DATASET RECORDS:
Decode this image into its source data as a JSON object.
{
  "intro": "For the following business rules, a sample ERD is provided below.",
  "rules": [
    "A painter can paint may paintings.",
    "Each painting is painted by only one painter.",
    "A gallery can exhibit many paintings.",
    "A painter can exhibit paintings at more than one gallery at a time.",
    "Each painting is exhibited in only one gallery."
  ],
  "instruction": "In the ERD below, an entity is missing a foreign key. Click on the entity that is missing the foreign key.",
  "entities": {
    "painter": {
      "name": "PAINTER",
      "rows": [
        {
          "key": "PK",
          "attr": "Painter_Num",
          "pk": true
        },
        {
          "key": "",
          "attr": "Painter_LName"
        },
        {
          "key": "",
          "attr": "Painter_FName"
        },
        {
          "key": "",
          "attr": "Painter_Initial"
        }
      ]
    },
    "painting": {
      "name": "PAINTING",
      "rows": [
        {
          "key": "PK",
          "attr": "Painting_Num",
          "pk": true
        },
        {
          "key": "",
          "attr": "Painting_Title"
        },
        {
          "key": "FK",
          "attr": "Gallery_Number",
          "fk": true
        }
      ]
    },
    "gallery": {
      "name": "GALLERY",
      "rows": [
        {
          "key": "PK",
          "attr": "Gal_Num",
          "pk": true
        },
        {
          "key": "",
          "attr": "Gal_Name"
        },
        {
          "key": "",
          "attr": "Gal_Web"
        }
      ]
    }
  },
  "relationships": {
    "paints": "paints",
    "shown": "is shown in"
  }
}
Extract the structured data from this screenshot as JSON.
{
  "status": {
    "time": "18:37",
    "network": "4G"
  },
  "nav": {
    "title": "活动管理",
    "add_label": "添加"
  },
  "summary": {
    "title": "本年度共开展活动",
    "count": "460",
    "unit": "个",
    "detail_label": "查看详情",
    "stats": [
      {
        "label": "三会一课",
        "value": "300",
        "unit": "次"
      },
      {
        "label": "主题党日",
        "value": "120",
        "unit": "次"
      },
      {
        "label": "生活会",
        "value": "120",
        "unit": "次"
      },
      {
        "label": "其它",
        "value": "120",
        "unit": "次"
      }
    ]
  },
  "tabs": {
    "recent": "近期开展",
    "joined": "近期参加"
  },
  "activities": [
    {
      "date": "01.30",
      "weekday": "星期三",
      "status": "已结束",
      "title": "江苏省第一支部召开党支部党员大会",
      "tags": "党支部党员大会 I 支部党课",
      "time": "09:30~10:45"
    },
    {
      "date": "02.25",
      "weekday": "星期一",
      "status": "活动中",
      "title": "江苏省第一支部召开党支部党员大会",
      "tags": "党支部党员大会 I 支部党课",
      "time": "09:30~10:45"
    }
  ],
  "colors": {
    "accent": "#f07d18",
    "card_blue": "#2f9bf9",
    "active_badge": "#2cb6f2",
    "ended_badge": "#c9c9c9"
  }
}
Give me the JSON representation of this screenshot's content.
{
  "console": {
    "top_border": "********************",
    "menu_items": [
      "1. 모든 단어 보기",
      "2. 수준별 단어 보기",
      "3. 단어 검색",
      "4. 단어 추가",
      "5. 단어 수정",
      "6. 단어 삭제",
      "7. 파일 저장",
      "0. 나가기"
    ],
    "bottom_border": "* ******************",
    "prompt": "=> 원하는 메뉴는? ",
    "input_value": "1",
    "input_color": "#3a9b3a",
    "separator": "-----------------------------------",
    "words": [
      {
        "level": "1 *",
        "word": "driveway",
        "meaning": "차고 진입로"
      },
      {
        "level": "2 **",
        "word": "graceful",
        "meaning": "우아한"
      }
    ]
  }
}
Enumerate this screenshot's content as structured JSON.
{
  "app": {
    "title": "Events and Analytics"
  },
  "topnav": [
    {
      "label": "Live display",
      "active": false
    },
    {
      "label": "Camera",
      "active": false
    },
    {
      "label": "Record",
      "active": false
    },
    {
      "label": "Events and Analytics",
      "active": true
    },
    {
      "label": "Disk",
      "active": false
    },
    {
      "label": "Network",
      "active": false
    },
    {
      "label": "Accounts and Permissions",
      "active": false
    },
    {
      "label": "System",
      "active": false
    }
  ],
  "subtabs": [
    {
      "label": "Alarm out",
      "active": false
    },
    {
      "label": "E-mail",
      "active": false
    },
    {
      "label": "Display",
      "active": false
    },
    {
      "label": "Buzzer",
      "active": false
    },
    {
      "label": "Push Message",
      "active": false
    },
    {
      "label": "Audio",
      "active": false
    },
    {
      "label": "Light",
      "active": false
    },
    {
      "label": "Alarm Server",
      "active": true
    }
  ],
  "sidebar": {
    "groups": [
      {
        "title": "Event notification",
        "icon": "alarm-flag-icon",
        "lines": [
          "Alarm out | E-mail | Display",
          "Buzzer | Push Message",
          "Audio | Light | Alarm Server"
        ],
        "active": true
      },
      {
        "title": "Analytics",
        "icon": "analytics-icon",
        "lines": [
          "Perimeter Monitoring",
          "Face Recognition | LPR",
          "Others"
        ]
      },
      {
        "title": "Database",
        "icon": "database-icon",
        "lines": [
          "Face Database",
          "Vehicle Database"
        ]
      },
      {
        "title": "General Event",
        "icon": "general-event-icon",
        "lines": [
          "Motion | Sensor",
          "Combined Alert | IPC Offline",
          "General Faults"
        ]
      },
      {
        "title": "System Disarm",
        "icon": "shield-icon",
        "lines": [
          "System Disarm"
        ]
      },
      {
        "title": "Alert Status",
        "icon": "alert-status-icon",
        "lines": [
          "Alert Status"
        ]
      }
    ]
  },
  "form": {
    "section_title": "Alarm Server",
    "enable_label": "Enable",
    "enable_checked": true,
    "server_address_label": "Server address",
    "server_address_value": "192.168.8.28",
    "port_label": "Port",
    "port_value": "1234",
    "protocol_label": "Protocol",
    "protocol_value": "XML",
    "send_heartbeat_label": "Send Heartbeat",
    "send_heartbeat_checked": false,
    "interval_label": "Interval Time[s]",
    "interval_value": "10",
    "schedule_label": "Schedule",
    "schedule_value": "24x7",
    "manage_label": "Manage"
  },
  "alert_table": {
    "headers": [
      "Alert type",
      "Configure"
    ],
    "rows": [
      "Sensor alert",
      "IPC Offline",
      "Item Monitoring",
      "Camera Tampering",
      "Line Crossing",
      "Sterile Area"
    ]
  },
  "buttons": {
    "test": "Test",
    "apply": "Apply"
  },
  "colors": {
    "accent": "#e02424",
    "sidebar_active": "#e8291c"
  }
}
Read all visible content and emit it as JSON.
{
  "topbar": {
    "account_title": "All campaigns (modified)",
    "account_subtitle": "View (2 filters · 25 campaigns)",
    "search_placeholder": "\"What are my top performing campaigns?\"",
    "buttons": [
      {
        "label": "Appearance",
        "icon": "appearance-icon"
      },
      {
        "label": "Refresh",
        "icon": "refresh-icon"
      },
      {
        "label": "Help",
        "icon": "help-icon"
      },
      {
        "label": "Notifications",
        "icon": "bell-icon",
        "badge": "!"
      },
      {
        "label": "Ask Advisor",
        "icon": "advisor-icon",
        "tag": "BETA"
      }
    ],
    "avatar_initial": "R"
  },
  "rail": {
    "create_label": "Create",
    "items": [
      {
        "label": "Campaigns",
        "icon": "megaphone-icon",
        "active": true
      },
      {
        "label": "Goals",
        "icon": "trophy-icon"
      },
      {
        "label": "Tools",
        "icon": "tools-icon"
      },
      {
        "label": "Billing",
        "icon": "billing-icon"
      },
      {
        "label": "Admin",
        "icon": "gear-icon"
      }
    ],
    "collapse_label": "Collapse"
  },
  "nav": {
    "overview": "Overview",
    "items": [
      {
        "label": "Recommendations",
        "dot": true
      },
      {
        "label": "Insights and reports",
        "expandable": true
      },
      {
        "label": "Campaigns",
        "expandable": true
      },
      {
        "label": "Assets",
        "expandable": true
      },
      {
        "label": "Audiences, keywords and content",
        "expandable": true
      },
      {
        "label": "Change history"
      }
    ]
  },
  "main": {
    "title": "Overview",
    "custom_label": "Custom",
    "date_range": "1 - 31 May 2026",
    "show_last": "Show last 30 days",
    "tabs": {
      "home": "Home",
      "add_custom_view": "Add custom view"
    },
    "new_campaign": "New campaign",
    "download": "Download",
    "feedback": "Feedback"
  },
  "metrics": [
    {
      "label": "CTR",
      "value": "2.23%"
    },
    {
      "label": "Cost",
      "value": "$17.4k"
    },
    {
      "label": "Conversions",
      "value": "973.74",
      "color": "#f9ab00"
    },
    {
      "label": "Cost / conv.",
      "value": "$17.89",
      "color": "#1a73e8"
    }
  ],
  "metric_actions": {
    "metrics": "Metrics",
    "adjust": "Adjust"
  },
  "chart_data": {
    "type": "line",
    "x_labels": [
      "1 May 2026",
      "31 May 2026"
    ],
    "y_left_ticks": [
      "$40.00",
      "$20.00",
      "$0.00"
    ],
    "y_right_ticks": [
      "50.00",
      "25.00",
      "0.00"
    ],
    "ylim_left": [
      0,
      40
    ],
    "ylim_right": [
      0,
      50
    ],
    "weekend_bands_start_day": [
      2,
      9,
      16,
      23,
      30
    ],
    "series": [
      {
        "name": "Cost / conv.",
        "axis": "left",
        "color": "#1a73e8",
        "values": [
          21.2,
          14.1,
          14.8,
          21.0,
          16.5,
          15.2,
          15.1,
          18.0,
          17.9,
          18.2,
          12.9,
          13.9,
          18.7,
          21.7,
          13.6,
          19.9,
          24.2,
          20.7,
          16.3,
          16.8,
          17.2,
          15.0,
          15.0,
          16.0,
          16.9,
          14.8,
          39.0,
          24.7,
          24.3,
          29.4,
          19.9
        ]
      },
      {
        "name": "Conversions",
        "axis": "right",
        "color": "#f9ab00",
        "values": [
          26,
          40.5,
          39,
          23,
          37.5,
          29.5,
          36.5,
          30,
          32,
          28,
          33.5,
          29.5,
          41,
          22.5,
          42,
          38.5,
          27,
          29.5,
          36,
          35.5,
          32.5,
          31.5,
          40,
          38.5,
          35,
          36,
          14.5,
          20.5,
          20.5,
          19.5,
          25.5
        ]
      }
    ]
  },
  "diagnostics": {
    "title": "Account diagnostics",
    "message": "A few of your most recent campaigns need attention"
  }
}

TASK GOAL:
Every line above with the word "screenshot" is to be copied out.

ANSWER SPACE:
Extract the structured data from this screenshot as JSON.
Give me the JSON representation of this screenshot's content.
Enumerate this screenshot's content as structured JSON.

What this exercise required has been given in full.